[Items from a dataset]
<<<<

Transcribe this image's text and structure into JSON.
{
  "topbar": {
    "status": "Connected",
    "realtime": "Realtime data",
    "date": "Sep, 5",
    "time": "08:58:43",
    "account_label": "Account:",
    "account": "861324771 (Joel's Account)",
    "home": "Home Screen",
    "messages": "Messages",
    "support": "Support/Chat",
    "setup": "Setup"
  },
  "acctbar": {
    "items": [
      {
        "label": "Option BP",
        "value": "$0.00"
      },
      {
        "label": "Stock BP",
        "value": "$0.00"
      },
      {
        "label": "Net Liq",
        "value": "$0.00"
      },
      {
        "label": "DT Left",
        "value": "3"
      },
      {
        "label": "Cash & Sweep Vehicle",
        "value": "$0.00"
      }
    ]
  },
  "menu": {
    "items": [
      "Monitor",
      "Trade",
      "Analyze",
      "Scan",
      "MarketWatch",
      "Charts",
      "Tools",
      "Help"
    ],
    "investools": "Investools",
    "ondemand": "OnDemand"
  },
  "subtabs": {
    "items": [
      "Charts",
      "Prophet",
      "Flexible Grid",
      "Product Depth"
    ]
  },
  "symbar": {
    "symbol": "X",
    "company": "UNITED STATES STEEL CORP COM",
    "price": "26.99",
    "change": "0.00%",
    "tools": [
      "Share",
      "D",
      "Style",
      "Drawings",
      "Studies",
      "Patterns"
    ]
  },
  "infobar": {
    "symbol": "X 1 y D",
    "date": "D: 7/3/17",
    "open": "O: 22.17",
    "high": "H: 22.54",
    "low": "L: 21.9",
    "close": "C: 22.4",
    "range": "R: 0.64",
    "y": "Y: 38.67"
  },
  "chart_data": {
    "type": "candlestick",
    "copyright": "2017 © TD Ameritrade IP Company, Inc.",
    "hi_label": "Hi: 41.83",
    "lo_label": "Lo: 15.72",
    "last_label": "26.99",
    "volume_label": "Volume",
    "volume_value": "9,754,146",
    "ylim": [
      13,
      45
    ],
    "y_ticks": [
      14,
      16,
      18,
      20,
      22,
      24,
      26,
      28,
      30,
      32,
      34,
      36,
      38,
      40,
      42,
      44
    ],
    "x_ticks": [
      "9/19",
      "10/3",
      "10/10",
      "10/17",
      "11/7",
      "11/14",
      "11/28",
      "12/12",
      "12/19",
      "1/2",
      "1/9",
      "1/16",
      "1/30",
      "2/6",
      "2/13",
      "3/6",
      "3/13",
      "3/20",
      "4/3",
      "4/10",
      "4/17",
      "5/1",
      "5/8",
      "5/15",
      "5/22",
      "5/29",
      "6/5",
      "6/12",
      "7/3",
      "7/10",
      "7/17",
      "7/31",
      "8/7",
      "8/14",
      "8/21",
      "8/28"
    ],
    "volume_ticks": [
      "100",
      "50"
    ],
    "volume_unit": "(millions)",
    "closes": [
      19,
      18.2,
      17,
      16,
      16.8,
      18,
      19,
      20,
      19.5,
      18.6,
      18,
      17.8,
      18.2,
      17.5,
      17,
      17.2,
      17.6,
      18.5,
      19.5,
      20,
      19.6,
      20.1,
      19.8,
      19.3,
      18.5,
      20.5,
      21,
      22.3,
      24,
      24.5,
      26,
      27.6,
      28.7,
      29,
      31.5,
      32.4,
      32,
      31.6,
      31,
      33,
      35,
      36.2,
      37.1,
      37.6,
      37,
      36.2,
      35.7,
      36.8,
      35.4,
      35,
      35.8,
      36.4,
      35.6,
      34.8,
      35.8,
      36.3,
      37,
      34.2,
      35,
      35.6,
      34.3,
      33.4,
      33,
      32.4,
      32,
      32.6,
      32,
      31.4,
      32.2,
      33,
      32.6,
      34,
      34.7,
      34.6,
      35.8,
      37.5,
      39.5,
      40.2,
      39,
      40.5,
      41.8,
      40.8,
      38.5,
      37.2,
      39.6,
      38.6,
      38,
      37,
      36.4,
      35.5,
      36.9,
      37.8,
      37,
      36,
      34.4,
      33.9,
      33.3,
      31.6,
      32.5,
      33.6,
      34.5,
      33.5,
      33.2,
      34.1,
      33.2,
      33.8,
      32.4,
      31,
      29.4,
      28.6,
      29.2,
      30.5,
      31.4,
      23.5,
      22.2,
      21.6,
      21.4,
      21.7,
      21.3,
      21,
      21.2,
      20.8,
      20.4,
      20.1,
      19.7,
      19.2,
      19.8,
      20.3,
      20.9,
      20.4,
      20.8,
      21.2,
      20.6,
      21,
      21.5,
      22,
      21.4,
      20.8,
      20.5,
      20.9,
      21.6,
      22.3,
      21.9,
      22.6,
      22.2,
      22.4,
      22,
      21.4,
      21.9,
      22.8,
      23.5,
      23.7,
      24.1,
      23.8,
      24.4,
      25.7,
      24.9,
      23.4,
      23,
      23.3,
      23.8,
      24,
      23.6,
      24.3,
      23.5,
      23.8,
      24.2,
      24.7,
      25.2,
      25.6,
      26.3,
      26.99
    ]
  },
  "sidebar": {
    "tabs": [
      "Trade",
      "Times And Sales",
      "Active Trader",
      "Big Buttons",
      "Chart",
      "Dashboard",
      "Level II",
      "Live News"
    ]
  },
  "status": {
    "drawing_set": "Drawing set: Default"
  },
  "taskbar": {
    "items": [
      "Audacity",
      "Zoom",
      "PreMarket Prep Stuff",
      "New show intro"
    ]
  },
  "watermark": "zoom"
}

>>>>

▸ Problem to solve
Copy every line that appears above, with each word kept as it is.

▸ Response to this exercise
Transcribe this image's text and structure into JSON.
{
  "topbar": {
    "status": "Connected",
    "realtime": "Realtime data",
    "date": "Sep, 5",
    "time": "08:58:43",
    "account_label": "Account:",
    "account": "861324771 (Joel's Account)",
    "home": "Home Screen",
    "messages": "Messages",
    "support": "Support/Chat",
    "setup": "Setup"
  },
  "acctbar": {
    "items": [
      {
        "label": "Option BP",
        "value": "$0.00"
      },
      {
        "label": "Stock BP",
        "value": "$0.00"
      },
      {
        "label": "Net Liq",
        "value": "$0.00"
      },
      {
        "label": "DT Left",
        "value": "3"
      },
      {
        "label": "Cash & Sweep Vehicle",
        "value": "$0.00"
      }
    ]
  },
  "menu": {
    "items": [
      "Monitor",
      "Trade",
      "Analyze",
      "Scan",
      "MarketWatch",
      "Charts",
      "Tools",
      "Help"
    ],
    "investools": "Investools",
    "ondemand": "OnDemand"
  },
  "subtabs": {
    "items": [
      "Charts",
      "Prophet",
      "Flexible Grid",
      "Product Depth"
    ]
  },
  "symbar": {
    "symbol": "X",
    "company": "UNITED STATES STEEL CORP COM",
    "price": "26.99",
    "change": "0.00%",
    "tools": [
      "Share",
      "D",
      "Style",
      "Drawings",
      "Studies",
      "Patterns"
    ]
  },
  "infobar": {
    "symbol": "X 1 y D",
    "date": "D: 7/3/17",
    "open": "O: 22.17",
    "high": "H: 22.54",
    "low": "L: 21.9",
    "close": "C: 22.4",
    "range": "R: 0.64",
    "y": "Y: 38.67"
  },
  "chart_data": {
    "type": "candlestick",
    "copyright": "2017 © TD Ameritrade IP Company, Inc.",
    "hi_label": "Hi: 41.83",
    "lo_label": "Lo: 15.72",
    "last_label": "26.99",
    "volume_label": "Volume",
    "volume_value": "9,754,146",
    "ylim": [
      13,
      45
    ],
    "y_ticks": [
      14,
      16,
      18,
      20,
      22,
      24,
      26,
      28,
      30,
      32,
      34,
      36,
      38,
      40,
      42,
      44
    ],
    "x_ticks": [
      "9/19",
      "10/3",
      "10/10",
      "10/17",
      "11/7",
      "11/14",
      "11/28",
      "12/12",
      "12/19",
      "1/2",
      "1/9",
      "1/16",
      "1/30",
      "2/6",
      "2/13",
      "3/6",
      "3/13",
      "3/20",
      "4/3",
      "4/10",
      "4/17",
      "5/1",
      "5/8",
      "5/15",
      "5/22",
      "5/29",
      "6/5",
      "6/12",
      "7/3",
      "7/10",
      "7/17",
      "7/31",
      "8/7",
      "8/14",
      "8/21",
      "8/28"
    ],
    "volume_ticks": [
      "100",
      "50"
    ],
    "volume_unit": "(millions)",
    "closes": [
      19,
      18.2,
      17,
      16,
      16.8,
      18,
      19,
      20,
      19.5,
      18.6,
      18,
      17.8,
      18.2,
      17.5,
      17,
      17.2,
      17.6,
      18.5,
      19.5,
      20,
      19.6,
      20.1,
      19.8,
      19.3,
      18.5,
      20.5,
      21,
      22.3,
      24,
      24.5,
      26,
      27.6,
      28.7,
      29,
      31.5,
      32.4,
      32,
      31.6,
      31,
      33,
      35,
      36.2,
      37.1,
      37.6,
      37,
      36.2,
      35.7,
      36.8,
      35.4,
      35,
      35.8,
      36.4,
      35.6,
      34.8,
      35.8,
      36.3,
      37,
      34.2,
      35,
      35.6,
      34.3,
      33.4,
      33,
      32.4,
      32,
      32.6,
      32,
      31.4,
      32.2,
      33,
      32.6,
      34,
      34.7,
      34.6,
      35.8,
      37.5,
      39.5,
      40.2,
      39,
      40.5,
      41.8,
      40.8,
      38.5,
      37.2,
      39.6,
      38.6,
      38,
      37,
      36.4,
      35.5,
      36.9,
      37.8,
      37,
      36,
      34.4,
      33.9,
      33.3,
      31.6,
      32.5,
      33.6,
      34.5,
      33.5,
      33.2,
      34.1,
      33.2,
      33.8,
      32.4,
      31,
      29.4,
      28.6,
      29.2,
      30.5,
      31.4,
      23.5,
      22.2,
      21.6,
      21.4,
      21.7,
      21.3,
      21,
      21.2,
      20.8,
      20.4,
      20.1,
      19.7,
      19.2,
      19.8,
      20.3,
      20.9,
      20.4,
      20.8,
      21.2,
      20.6,
      21,
      21.5,
      22,
      21.4,
      20.8,
      20.5,
      20.9,
      21.6,
      22.3,
      21.9,
      22.6,
      22.2,
      22.4,
      22,
      21.4,
      21.9,
      22.8,
      23.5,
      23.7,
      24.1,
      23.8,
      24.4,
      25.7,
      24.9,
      23.4,
      23,
      23.3,
      23.8,
      24,
      23.6,
      24.3,
      23.5,
      23.8,
      24.2,
      24.7,
      25.2,
      25.6,
      26.3,
      26.99
    ]
  },
  "sidebar": {
    "tabs": [
      "Trade",
      "Times And Sales",
      "Active Trader",
      "Big Buttons",
      "Chart",
      "Dashboard",
      "Level II",
      "Live News"
    ]
  },
  "status": {
    "drawing_set": "Drawing set: Default"
  },
  "taskbar": {
    "items": [
      "Audacity",
      "Zoom",
      "PreMarket Prep Stuff",
      "New show intro"
    ]
  },
  "watermark": "zoom"
}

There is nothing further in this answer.